The Tangke Saltwater Lagoon on Gigantes Sur is surrounded by towering limestone cliffs. It was still low tide when we got there.

Scallops are only one peso each. But at Bancal Port in Carles, you can buy them by the bucket. And it is so succulent.
How to get there: The closest gateway to Islas de Gig…

More discoveries in Capiz

Just when I thought I've explored Capiz enough, I'm finding captivating places off the beaten track. Some of these sites hit me with nostalgia like the ruins of the approach to a railway bridge while others took me completely by surprise (La Playa Beach and Marugo Lake). These new discoveries inspire me to wander down dusty roads and hunt for more local color.
These hardwood pylons supported the approach to a railway bridge in Duyoc, Dao. This was constructed in 1910 and the railway extended for 117 kilometers from Capiz to Iloilo. Passenger service operations ended in 1985. Buses and private utility vehicles (PUV) now ply the highway between these two provinces. These ruins are on McKinley Street in Duyoc, Dao.
There are so many beaches in Capiz but La Playa stands out for its serene surroundings. It's far from the noise and crowds of the city. If you appreciate a quiet time and a beach to yourself, this is the place to go.
Pilar is an hour by private car from Roxas City and…

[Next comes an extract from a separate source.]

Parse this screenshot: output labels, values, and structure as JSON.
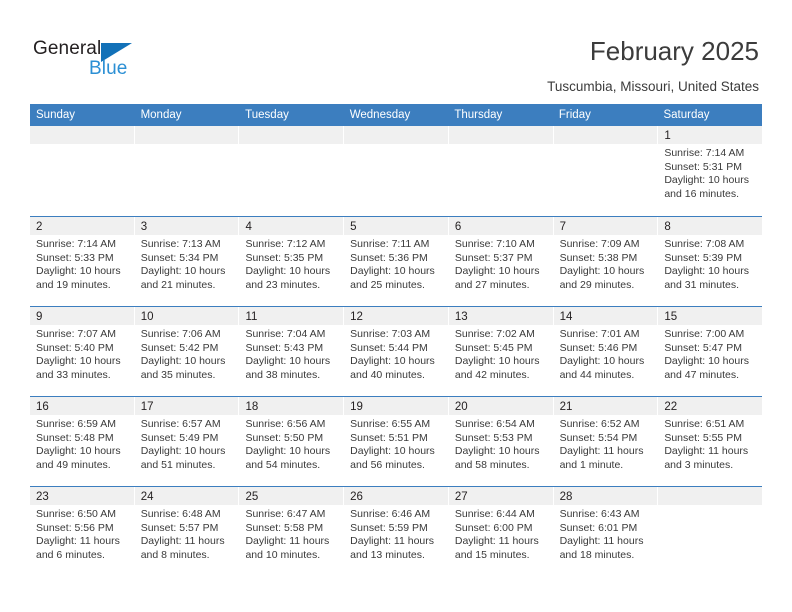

Celebrating Thanksgiving in the Philippines

Far away from California and longing to celebrate Thanksgiving, I decided to invite a few close friends and family to my Thanksgiving luncheon. I had never had a boodle fight meal and had wanted to experience it so I decided to have a boodle fight on the beach at Bitoy's. It was so nice of them to accommodate my group with less than 24 hours’ notice before the event. And the result was everything I could have hoped for.

I had reserved for 10 people and this is how much food we got.  It sure was a table of plenty. We had oysters, shrimp, milkfish, chicken, eggplant, okra, fried banana, green mango, tomatoes, shrimp paste and rice. I had also brought with me the alimasag (baby crab) we bought at the beach in Ivisan the day before. Guests brought several kinds of dessert including guinataan*, brazo de Mercedes and various kinds of Philippine kakanin (delicacies). Needless to say, we lingered over lunch and slowly savored what was on the table before us.
The simple protocol of boodle fi…

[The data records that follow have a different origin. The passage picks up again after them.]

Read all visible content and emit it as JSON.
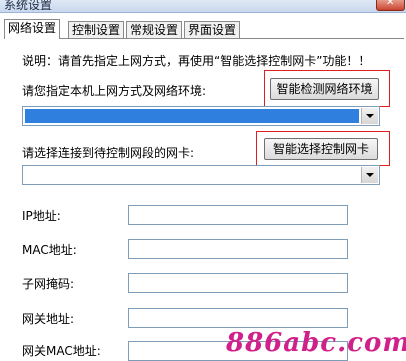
{
  "window": {
    "title": "系统设置",
    "close_glyph": "✕"
  },
  "tabs": [
    {
      "label": "网络设置",
      "active": true
    },
    {
      "label": "控制设置",
      "active": false
    },
    {
      "label": "常规设置",
      "active": false
    },
    {
      "label": "界面设置",
      "active": false
    }
  ],
  "notice": "说明：请首先指定上网方式，再使用“智能选择控制网卡”功能！！",
  "network": {
    "env_label": "请您指定本机上网方式及网络环境:",
    "detect_button": "智能检测网络环境",
    "env_value": "",
    "card_label": "请选择连接到待控制网段的网卡:",
    "select_card_button": "智能选择控制网卡",
    "card_value": ""
  },
  "fields": [
    {
      "label": "IP地址:",
      "value": ""
    },
    {
      "label": "MAC地址:",
      "value": ""
    },
    {
      "label": "子网掩码:",
      "value": ""
    },
    {
      "label": "网关地址:",
      "value": ""
    },
    {
      "label": "网关MAC地址:",
      "value": ""
    }
  ],
  "watermark": "886abc.com",
  "colors": {
    "highlight": "#2f7fde",
    "annotation_box": "#e02020",
    "watermark": "#d0208a"
  }
}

It's beginning to look a lot like Christmas in Pan-ay

Christmas arrives early in the Philippines. When the months end in ber, Christmas songs are heard at malls and over the radio. In October, the TV stations start the countdown to Christmas and stores start displaying Christmas trees. And in November, the Christmas decorations are installed in town plazas such as this one in Pan-ay, Capiz. 
Santa Monica Church is a National Historical Landmark.
When the temperatures dip a couple degrees, Christmas has truly arrived. Pan-ay, a 20-minute ride by car or public transportation from Roxas, is ready to usher in one of the biggest celebrations in the country. 
There is a famous Pilipino Christmas carol that you'll hear a lot, Ang Pasko ay sumapit. It goes,
Ang pasko ay sumapit Tayo ay mangagsi-awit Ng magagandang himig Dahil sa Diyos ay pag-ibig Christmas is here Let us sing Beautiful melodies Because Christ is love.
This bell is a replica of one of the biggest bells in Southeast Asia. Many visitors visit Pan-ay to see its huge bell in the campanile wh…